In celebration of our 50th anniversary year, we are honored to share the following blog post written by Cathy Raphael, daughter of our founder Elizabeth (Betty) Rockwell Raphael, where she reflects on CC’s history and what Betty would think of the organization today.
…this is a place dedicated to fulfilling art’s potential to shift thinking, broaden minds and expand boundaries.
Food Justice: Growing a Healthier Community through Art, the current exhibition at Contemporary Craft, is a powerful and compelling vision of issues around food insecurity, sustainability, and hope for the future. This exploration through crafts, diverse voices, and actual living plants was an invitation to examine my own perceived notions and assumptions about the politics of food. What is equitable? Is justice possible? How would we have to change our current systems to accommodate a growing world population and balance climate issues? Food for thought (pun intended).

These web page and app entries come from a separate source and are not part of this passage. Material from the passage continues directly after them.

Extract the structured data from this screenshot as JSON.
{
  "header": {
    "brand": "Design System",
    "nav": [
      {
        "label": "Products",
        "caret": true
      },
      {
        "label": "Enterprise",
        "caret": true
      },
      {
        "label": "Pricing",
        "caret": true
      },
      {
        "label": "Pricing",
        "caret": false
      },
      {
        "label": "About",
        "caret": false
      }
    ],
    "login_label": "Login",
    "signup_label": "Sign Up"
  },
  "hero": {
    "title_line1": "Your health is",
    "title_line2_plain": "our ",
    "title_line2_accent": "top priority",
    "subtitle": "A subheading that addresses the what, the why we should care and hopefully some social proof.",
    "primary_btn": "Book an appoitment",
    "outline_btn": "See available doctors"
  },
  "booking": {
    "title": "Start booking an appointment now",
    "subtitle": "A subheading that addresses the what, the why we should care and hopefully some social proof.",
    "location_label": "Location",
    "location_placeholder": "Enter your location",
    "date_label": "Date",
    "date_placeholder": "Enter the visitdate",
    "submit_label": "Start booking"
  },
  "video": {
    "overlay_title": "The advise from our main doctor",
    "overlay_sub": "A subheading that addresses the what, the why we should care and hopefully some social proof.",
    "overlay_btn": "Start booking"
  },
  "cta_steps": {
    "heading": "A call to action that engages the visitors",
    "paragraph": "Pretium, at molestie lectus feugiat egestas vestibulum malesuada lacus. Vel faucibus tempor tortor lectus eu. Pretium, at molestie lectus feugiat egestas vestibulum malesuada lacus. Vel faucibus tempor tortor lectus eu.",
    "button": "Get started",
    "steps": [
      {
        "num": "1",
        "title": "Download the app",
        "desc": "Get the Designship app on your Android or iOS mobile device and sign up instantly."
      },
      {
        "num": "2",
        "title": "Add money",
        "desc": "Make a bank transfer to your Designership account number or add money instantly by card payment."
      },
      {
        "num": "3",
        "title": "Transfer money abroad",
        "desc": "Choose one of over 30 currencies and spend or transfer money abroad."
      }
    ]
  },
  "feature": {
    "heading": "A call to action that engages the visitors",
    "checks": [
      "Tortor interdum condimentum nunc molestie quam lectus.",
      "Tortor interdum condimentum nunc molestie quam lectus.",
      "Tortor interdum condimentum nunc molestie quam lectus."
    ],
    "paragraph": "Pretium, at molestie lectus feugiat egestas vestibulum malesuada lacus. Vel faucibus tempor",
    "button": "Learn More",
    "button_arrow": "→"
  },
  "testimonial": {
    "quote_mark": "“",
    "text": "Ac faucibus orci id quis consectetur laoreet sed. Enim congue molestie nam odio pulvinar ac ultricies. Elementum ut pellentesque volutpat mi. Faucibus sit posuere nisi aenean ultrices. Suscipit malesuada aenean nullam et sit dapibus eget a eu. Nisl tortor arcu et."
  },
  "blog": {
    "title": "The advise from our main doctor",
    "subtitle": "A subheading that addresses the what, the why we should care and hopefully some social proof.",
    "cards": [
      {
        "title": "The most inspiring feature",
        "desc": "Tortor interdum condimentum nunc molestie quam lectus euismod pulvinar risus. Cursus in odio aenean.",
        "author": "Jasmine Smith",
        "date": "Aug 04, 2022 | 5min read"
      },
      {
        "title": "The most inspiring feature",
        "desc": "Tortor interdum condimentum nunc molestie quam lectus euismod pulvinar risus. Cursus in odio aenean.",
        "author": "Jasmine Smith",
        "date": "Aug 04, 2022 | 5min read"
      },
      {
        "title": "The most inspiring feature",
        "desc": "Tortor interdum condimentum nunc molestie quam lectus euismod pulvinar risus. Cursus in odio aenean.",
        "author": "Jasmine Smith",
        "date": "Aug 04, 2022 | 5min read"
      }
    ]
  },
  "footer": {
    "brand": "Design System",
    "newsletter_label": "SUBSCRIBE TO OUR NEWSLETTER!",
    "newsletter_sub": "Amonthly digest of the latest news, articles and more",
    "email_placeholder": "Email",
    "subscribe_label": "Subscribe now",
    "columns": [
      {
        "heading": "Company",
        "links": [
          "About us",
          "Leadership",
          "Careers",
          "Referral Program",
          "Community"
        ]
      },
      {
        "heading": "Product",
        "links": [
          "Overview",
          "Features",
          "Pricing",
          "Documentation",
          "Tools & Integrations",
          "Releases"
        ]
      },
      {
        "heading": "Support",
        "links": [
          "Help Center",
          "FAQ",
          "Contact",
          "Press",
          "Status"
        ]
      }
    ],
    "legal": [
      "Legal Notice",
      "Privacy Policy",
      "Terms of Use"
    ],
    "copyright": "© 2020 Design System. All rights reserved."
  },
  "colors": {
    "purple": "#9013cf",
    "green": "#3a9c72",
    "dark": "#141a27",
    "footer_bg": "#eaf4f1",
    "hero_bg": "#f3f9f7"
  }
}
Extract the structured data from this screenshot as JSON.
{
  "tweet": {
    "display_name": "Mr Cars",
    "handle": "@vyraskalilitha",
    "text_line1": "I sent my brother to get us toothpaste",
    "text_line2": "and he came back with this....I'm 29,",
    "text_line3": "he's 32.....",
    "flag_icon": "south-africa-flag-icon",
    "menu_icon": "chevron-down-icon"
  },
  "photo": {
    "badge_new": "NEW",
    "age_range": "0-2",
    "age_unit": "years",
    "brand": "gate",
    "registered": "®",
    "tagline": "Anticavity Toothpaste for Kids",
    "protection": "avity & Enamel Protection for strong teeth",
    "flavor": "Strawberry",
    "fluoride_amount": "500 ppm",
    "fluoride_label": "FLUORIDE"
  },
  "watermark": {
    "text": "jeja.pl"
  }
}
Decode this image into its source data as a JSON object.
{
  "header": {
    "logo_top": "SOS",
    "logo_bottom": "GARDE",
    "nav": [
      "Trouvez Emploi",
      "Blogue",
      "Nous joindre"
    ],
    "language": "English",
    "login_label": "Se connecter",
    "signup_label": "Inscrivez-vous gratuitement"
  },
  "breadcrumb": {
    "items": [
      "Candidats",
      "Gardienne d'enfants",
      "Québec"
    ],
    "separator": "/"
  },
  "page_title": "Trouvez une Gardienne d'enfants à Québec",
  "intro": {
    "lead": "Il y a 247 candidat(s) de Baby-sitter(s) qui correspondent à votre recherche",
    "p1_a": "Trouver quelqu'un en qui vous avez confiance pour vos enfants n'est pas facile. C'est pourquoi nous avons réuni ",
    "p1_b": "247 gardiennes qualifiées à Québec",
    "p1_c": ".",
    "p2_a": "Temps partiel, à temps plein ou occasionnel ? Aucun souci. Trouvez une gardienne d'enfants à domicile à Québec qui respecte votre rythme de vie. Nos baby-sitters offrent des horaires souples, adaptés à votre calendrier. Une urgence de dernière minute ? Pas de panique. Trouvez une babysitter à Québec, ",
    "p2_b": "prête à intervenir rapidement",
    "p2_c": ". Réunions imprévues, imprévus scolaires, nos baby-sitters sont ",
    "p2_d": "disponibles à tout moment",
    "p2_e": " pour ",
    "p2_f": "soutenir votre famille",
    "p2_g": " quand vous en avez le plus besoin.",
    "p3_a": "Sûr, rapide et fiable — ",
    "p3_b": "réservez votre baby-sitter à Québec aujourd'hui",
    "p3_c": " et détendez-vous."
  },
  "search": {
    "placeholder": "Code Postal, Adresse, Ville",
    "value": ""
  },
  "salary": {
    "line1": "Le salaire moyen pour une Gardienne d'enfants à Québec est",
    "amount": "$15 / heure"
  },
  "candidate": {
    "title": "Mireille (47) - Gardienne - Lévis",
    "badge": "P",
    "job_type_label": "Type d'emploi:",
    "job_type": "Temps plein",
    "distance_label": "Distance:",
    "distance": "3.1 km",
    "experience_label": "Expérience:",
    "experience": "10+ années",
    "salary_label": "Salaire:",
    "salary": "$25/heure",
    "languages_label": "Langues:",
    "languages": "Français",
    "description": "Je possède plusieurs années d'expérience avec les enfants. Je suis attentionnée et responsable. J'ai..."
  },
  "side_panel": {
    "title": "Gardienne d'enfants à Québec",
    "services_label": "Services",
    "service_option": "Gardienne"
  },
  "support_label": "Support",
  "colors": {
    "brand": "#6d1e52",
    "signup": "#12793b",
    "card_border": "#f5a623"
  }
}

I also found myself wondering what my mother, Betty Raphael, would make of this latest social justice show presented by this organization she founded fifty years ago.
In 1941 my mother opened Outlines, the first modern art gallery in Pittsburgh. Over the next seven years, Outlines offered a wide range of creative work — paintings, crafts, film, music, dance, and lectures. It was a space conceived for connecting with others and deep conversation. My mother believed, as I do, that art has the power to shift thinking, broaden minds, and expand boundaries. Her vision was large; her audience, unfortunately, was not. Outlines closed its doors in 1947.
Contemporary Craft was born twenty-five years later. It came together through my mother’s work with Riverview Community Action Corporation (RCAC), a war on poverty program, and a small, failing, local craft shop, The Store for Arts and Crafts and People Made Things. Rather than let the shop go under, Betty saw an opportunity. Originally conceived as an outlet for local crafters, under her direction it evolved to showcase national craft artists, cresting the wave of the new crafts movement. In keeping with its roots in RCAC to create job opportunities, The Sociable Workshop was created. Local artisans were hired and trained to replicate craft items in limited editions or in multiples, designed by professional craft artists. Again, her vision was large. This time, the audience was bigger. There was a growing appreciation for handmade crafts.
In 1984 my mother was diagnosed with cancer and could no longer lead the organization.
Fortunately, Contemporary Craft was more than a founders pipe dream. Others believed in the vision for Contemporary Craft, and had the commitment to carry it forth.
Contemporary Craft left the small town of Verona, PA and relocated in the Strip District in Pittsburgh. The new space allowed for an expansion of the exhibition space and sales area. Rather than hiring artisans to recreate artwork, a broad range of classes taught people to create their own unique work. There were efforts to reach into the community in new ways, with art and educational opportunities on site, in homeless shelters, in senior centers and in schools. It was in the Strip District that the first social justice show, Enough Violence: Artists Speak Out, was conceived.
Contemporary Craft has moved into its new home in Upper Lawrenceville. The heart of this organization remains the same — sharing craft, expanding vision, and growing community connections. Walking through the Food Justice exhibit, reading the artist statements, learning about the social justice organizations and growers who have taken on the challenge of food insecurity, I feel hope for our future.
I know my mother would be pleased by how this organization has grown in its new, permanent home. She would see, as I do, that this is a place dedicated to fulfilling art’s potential to shift thinking, broaden minds and expand boundaries.